This could pave the way for smart buildings, which would be greener and save the NHS money; 5G-connected ambulances that link paramedics and clinicians to treat patients faster and more effectively; and even the roll-out of remote assisted surgery and training, saving time and potentially elevating the quality of care.
WHY IT MATTERS
The findings of the research identified that 57% of those surveyed would be comfortable continuing to conduct some of their medical appointments over video after the pandemic is over, which equates to a demand for quality internet connectivity for NHS staff and patients alike.
It also found that 75% of respondents believed the government should invest in digital technology for the NHS, in order to future-proof the UK health sector. This was matched by 71% who believed that the 40 new hospitals promised by the government by 2030 should be equipped with the latest digital technology.

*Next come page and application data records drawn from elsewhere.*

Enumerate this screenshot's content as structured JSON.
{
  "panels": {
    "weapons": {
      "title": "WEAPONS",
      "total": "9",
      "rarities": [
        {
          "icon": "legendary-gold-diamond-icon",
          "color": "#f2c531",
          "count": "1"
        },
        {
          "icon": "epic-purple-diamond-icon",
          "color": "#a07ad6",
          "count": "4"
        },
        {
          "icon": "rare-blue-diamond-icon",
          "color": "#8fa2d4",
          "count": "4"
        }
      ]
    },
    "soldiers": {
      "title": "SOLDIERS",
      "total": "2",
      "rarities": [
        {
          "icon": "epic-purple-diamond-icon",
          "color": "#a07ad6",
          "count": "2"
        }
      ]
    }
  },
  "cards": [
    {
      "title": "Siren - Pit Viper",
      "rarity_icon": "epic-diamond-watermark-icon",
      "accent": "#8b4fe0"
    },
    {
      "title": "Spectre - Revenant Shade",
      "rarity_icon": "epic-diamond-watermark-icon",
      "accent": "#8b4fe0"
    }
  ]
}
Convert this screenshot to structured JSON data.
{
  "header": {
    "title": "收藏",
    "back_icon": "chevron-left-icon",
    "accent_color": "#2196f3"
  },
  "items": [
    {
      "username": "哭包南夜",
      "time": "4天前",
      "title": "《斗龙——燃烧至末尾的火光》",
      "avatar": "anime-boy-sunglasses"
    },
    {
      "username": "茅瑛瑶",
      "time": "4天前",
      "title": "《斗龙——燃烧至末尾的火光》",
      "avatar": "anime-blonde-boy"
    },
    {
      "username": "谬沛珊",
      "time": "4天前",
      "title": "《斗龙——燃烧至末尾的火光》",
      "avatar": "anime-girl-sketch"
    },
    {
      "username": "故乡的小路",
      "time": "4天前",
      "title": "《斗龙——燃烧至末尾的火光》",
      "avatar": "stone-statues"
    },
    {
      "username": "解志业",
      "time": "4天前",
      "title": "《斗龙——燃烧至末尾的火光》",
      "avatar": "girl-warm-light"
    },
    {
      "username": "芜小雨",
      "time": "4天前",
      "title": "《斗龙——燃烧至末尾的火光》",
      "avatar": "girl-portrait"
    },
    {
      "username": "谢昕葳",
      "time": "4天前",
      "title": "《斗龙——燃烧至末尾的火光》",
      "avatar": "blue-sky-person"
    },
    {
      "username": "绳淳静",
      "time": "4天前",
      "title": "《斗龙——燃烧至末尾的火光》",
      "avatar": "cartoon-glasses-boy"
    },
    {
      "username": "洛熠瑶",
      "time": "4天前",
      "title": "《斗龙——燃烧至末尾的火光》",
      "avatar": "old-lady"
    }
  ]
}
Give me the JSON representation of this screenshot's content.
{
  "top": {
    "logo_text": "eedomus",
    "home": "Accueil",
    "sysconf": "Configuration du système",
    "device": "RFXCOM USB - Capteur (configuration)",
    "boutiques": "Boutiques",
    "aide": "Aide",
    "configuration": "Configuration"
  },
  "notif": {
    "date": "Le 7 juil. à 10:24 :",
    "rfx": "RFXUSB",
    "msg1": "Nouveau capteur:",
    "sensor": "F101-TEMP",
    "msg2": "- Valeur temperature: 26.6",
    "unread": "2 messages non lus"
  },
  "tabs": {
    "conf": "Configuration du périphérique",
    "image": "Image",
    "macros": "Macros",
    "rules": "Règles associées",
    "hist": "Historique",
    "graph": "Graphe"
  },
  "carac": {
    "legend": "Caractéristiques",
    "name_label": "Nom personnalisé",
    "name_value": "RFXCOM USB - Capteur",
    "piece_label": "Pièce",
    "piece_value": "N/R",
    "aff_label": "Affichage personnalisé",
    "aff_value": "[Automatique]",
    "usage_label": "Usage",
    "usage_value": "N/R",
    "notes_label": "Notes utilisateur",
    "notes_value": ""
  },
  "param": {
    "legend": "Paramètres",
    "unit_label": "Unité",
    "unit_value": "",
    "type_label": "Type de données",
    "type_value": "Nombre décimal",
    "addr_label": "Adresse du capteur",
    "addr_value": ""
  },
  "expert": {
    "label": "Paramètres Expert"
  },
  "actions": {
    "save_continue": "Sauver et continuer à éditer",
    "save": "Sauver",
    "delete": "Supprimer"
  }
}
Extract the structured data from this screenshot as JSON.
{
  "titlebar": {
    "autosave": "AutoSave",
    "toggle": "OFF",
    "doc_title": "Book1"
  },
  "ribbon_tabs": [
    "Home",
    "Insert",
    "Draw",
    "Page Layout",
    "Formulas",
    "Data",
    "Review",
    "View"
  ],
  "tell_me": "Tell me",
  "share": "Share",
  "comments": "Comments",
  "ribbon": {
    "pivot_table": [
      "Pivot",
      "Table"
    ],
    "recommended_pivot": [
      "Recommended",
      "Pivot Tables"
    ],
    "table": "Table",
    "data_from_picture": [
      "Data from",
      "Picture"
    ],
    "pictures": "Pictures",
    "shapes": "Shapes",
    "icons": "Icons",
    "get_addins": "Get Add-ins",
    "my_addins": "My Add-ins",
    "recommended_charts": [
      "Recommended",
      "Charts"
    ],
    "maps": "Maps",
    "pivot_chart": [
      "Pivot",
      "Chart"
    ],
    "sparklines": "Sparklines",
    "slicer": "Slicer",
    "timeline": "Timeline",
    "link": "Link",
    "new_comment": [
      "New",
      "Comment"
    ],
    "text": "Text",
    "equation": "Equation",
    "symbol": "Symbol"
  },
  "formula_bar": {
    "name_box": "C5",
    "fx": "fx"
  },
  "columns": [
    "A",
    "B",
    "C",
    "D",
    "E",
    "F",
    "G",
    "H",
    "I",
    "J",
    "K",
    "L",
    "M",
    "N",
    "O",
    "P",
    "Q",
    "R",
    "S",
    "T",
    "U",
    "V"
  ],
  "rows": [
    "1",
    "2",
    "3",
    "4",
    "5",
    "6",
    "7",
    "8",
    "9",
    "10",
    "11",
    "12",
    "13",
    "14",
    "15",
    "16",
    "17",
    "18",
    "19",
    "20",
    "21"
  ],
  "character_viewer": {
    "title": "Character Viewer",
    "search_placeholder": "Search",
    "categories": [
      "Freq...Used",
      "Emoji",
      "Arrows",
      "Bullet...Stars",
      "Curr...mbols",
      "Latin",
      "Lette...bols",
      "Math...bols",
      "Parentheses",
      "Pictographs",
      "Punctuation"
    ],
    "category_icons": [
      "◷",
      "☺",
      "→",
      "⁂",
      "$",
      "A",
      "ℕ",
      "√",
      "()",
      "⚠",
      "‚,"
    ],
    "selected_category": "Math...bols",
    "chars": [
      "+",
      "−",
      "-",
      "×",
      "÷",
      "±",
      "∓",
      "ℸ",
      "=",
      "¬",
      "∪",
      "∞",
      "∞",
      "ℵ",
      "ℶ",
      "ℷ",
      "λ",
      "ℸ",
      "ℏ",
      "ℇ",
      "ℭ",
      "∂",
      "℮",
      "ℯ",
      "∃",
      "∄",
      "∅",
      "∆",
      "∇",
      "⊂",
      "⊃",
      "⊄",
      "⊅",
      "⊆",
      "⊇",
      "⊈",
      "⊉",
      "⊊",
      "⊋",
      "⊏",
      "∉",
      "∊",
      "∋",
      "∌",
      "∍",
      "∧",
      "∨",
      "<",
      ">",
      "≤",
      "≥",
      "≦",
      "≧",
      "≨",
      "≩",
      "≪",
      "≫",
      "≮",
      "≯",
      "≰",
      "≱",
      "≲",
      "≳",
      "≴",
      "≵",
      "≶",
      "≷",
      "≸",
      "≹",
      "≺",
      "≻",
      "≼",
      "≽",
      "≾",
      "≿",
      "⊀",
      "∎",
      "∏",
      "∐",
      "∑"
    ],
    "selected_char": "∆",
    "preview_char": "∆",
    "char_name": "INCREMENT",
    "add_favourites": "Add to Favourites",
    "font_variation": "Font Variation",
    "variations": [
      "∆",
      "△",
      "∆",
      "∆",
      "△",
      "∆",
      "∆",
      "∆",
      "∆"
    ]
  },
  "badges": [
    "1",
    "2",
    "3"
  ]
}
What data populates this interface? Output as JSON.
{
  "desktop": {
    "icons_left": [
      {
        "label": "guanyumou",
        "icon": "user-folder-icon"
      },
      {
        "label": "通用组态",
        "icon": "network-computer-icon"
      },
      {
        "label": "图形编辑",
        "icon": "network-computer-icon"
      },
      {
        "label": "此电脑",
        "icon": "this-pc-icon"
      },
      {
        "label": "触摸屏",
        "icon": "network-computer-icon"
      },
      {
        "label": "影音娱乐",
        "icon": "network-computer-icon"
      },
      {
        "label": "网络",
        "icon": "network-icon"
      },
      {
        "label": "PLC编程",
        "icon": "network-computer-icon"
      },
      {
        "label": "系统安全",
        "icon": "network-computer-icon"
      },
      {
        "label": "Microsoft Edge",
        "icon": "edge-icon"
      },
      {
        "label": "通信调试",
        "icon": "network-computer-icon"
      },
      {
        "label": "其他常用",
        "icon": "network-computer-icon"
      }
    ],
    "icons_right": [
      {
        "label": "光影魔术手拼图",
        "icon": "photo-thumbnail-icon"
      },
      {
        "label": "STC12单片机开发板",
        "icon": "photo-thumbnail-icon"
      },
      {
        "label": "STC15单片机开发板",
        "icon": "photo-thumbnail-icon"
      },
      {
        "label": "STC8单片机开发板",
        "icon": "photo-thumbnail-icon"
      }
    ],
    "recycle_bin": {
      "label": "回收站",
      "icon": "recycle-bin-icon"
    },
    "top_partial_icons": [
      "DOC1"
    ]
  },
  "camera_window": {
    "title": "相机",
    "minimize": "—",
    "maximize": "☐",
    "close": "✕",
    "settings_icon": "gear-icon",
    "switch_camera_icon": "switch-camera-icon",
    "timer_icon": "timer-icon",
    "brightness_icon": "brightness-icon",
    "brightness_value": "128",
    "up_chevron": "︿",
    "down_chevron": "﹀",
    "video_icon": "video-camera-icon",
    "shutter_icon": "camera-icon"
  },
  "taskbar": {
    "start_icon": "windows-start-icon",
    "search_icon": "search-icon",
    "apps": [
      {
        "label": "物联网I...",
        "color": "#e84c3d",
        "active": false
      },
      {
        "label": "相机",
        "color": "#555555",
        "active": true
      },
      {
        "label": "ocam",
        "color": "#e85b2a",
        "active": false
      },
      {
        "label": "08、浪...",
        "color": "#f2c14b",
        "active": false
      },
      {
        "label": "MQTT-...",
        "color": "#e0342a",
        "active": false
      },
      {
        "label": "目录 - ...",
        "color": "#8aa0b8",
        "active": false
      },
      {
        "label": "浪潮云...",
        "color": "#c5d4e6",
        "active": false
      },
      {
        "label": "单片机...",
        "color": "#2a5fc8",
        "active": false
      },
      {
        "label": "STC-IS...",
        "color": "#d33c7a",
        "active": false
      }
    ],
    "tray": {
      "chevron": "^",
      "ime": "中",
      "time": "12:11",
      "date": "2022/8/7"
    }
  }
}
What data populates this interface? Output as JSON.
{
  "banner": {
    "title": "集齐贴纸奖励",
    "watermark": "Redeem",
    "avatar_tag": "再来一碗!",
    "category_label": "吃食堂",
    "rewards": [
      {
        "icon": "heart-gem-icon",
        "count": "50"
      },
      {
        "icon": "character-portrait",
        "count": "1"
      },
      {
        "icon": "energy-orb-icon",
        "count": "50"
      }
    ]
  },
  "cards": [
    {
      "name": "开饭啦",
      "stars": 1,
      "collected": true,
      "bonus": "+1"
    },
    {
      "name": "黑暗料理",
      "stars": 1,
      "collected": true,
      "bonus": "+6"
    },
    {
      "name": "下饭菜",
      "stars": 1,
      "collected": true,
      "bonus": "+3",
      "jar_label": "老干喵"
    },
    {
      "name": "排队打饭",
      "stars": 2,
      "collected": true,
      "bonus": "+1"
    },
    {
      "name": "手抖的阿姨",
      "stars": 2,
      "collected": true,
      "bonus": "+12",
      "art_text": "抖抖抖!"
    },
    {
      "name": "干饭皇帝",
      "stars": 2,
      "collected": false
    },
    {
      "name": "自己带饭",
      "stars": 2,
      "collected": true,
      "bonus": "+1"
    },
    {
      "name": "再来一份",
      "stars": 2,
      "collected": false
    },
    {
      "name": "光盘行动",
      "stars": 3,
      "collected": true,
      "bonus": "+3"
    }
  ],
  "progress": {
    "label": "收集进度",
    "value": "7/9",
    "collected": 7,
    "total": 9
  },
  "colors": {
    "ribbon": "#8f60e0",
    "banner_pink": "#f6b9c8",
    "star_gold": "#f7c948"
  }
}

In response to these results, the report laid out a series of government recommendations, including NHS estate upgrade and innovation, including in care homes to tackle loneliness; increased social and technological prescribing to treat long-term conditions; investment in 5G connected ambulances and delivery drones; and financial support for devices compliant with NHS digital services for those on low incomes.
THE LARGER PICTURE
In July of last year, Vodafone launched its 5G network in seven UK cities, not just improving access to telemedicine and virtual reality training but also enabling remote surgery. This move was recommended across the pond by AT&T who stressed the importance of 5G and IoT tech in a HIMSS Digital presentation.
The report was published shortly after NHS Digital signed a deal to implement a new FHIR-compliant terminology system to improve data sharing.
Vodafone was also one of many telecommunications companies to offer increased support to the NHS towards the beginning of the COVID-19 pandemic.
ON THE RECORD
“The possibilities unleashed by 5G and IoT touch almost every part of the healthcare system, from the visible (remote surgery, or drones carrying transplant organs and drugs between hospitals) to the unseen but vital (IoT-enabled hospital equipment management systems that use sensors to automatically monitor stock levels),” says Anne Sheehan, the business director of Vodafone UK.
“This technology is already available and the NHS should take advantage of it now. We have a perfect opportunity to ensure that digital technology is designed in from the start, so that the hospitals of the future can use the technology of the future.”
Professor Shafi Ahmed, CMO of Medical Realities and Connected Health Ambassador for Vodafone, told Healthcare IT News: “What the UK patient population has experienced in the last nine months is different kind of health service that’s more flexible. For the patients themselves, it’s much more immediate and accessible and patients are far more [digitally] advanced than we expected. It has changed people’s perceptions about how health can be accessed and what they’re expecting from the health service.”
When asked about practical next steps, Ahmed responded: “It’s about putting the right stakeholders together – academic institutions, policy-makers in government and industry leaders – and asking things like ‘what does [NHS digital innovation] look like? What are the barriers to digital transformation?’ It’s about collaboration of all those parties that want change, that want to improve the healthcare of the nation.”